No discussion of online education would be complete without mention of TED. At no other time in our history could one so easily access speeches and lectures given by the leading thinkers of our day in person. If you've not yet had the pleasure, go pick a list of top TED talks and watch one a day for the next month. It will be worth the investment of your time.

Education is not something that should stop at the age of 20, or worse still, even earlier. By this I’m not suggesting that we should all spend our time in full time study for longer. Rather I mean that education no longer has to take place only in universities, nor does it have to be done full time. But before we go all wide eyed at this upcoming age of enlightenment, let us be clear - listening to a podcast on Number Theory will not turn you into Karl Friedrich Gauss. Education still requires active participation. Technology can make opportunities available, but there's no substitute for the hard work it will take to master these topics.

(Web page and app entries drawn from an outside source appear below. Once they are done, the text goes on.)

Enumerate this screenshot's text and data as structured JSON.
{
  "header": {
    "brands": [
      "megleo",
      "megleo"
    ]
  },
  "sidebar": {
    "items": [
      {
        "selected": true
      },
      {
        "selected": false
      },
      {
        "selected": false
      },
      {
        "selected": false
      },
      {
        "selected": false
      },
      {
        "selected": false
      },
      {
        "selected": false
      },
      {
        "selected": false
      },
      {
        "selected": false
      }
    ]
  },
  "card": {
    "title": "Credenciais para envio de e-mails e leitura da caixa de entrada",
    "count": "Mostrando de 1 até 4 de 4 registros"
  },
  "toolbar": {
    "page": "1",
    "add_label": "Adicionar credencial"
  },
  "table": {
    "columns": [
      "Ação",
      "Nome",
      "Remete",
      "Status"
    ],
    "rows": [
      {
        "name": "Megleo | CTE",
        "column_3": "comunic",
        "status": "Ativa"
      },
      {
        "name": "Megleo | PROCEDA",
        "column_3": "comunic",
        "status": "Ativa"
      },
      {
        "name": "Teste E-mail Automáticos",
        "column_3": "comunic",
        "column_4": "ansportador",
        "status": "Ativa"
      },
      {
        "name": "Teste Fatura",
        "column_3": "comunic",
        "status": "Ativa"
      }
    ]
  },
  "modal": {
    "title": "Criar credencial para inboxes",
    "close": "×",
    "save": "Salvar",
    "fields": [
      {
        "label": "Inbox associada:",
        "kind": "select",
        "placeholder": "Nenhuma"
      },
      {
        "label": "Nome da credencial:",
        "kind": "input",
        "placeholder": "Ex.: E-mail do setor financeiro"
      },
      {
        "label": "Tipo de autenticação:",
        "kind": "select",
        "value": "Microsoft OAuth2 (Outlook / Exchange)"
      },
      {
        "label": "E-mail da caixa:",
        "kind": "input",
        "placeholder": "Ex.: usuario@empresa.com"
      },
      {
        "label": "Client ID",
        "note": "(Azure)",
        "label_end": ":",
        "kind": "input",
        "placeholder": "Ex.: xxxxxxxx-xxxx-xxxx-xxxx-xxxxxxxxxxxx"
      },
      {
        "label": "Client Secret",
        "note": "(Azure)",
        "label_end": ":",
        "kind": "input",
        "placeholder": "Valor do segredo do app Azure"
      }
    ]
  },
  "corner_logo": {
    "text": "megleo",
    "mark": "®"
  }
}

We're repeatedly told that the driving force for all modern economies is a highly educated workforce. Klaus Schwab, founder of the World Economic Forum, believes that talent rather than capital is our most important resource. Some in the US have suggested that education should be considered a national security issue. Everyone that has the ability to view this blog post has the ability to educate themselves online.

Whether you chose to avail yourself of these opportunities or not, I guarantee you this: on the other side of the world, in neighbourhoods you've never heard of, there are kids drinking from this firehose of knowledge. One or more of them will grow up to become the next Newton or Einstein.

Never has so much high quality knowledge been made available to so many at such little cost.

So what are you waiting for? Go learn something.